The exchange of information by word-of-mouth between diegetic characters.
Like in the real world, the people presenting in game worlds can engage in the very human activity of sharing Gossip.
- 1 Examples
- 2 Using the pattern
- 3 Consequences
- 4 Relations
- 5 History
- 6 References
Standing within hearing distance of non-player characters in Oblivion in the The Elder Scrolls series can let players overhear them talking to each other, and these discussions can reveal interesting areas to explore. Being close, but not too close, to Grace and Trip in the interactive drama Façade can likewise provide information, but in this case concerning their relational problems.
Most, but not all, of the Gossip Stones found in The Legend of Zelda series provide players with information about the game state or hints on how to complete quests. Many of the characters encountered in the game, e.g. the friends, relatives, and neighbors on Outset Island of The Legend of Zelda: The Wind Waker, can also provide some more or less useful information.
Many Live Action Roleplaying Games, e.g. 1942 – Noen å stole på and Dragonbane, provide good settings for Gossip to be spread, both by having uncertain information and by providing ample time to discuss this information.
Using the pattern
A requirement for Gossip is that Imperfect Information exists in the Game World, even if it only does so on a diegetic level. This may be that players, or their Characters, do not have information about the state of facts or that Non-Player Characters lack this. Note that Gossip can be true, false, or contain partial truths - the important thing is that players (or at least their Characters) do not always have an immediate and fully reliable way of judging the trustworthiness of the statement.
One aspect of designing Gossip is deciding if it should occur between Non-Player Characters, between Player Characters, or between one of each. The first can provide opportunities of Eavesdropping (as can the other two when there is at least three or two players respectively). The second lets players engage in both Roleplaying and Storytelling, and to have some Creative Control in how these are performed. The third can be considered a service, and may be provided by Non-Player Characters which in fact are Self-Service Kiosks.

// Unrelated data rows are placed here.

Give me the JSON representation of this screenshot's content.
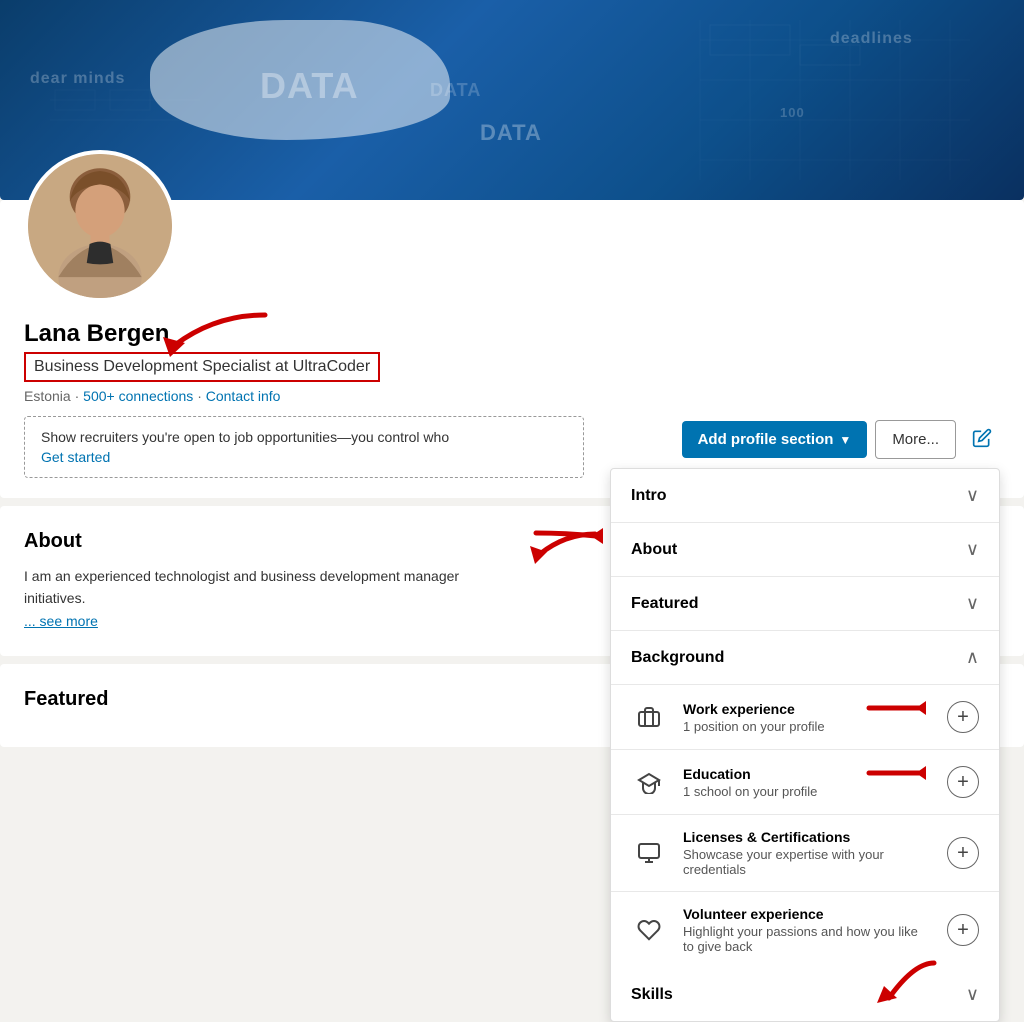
{
  "profile": {
    "name": "Lana Bergen",
    "title": "Business Development Specialist at UltraCoder",
    "location": "Estonia",
    "connections": "500+ connections",
    "contact_info": "Contact info",
    "open_to_work_text": "Show recruiters you're open to job opportunities—you control who",
    "get_started": "Get started",
    "about_heading": "About",
    "about_text": "I am an experienced technologist and business development manager",
    "about_text2": "initiatives.",
    "see_more": "... see more",
    "featured_heading": "Featured"
  },
  "toolbar": {
    "add_section_label": "Add profile section",
    "more_label": "More...",
    "edit_icon": "pencil"
  },
  "dropdown": {
    "intro_label": "Intro",
    "about_label": "About",
    "featured_label": "Featured",
    "background_label": "Background",
    "background_items": [
      {
        "icon": "briefcase",
        "title": "Work experience",
        "subtitle": "1 position on your profile"
      },
      {
        "icon": "school",
        "title": "Education",
        "subtitle": "1 school on your profile"
      },
      {
        "icon": "certificate",
        "title": "Licenses & Certifications",
        "subtitle": "Showcase your expertise with your credentials"
      },
      {
        "icon": "heart",
        "title": "Volunteer experience",
        "subtitle": "Highlight your passions and how you like to give back"
      }
    ],
    "skills_label": "Skills"
  },
  "banner": {
    "text1": "deadlines",
    "text2": "DATA",
    "text3": "DATA",
    "text4": "DATA",
    "text5": "deadlines",
    "text6": "dear minds"
  }
}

The subjects mentioned in Gossip also needs consideration. Although Gossip commonly is about Characters, when it is provided by the game this can be used to inform about possible Quests and Diegetically Outstanding Features. Gossip about other players can easily stem from Negotiation (or about their Characters if part of Roleplaying), either as ways of trying to share information or on purpose spread mis-information. As such it can be vital to maintain Dynamic Alliances and believes in Delayed Reciprocity, but can also be used to commit Betrayal of trusts.
While Gossip can always provide Information Passing, this may break Thematic Consistency if not delivered as part of Context Dependent Dialogues. Even so, this can, much like other types of Dialogues, break if Canned Text Responses are used.
Gossip can be used as a way of informing players of how they or other players have acted in the Game World. As such, this can make Actions Have Diegetically Social Consequences both in ways positive and negative for the players.
Gossip is one of the possible effects of Dialogues, and thereby cause Information Passing between characters. Since it is based in the diegesis of a game, Gossip can help support Narrative Engrossment.
with Player Characters
Can Be Instantiated By
Can Be Modulated By
Possible Closure Effects
Potentially Conflicting With
A revised version of a pattern with the same name introduced in Lankoski 2007.
- Lankoski, P. & Björk, S. (2007). Gameplay Design Patterns for Social Networks and Conflicts. Paper Presentation at Computer Game Design and Technology Workshop, John Moores University, Liverpool.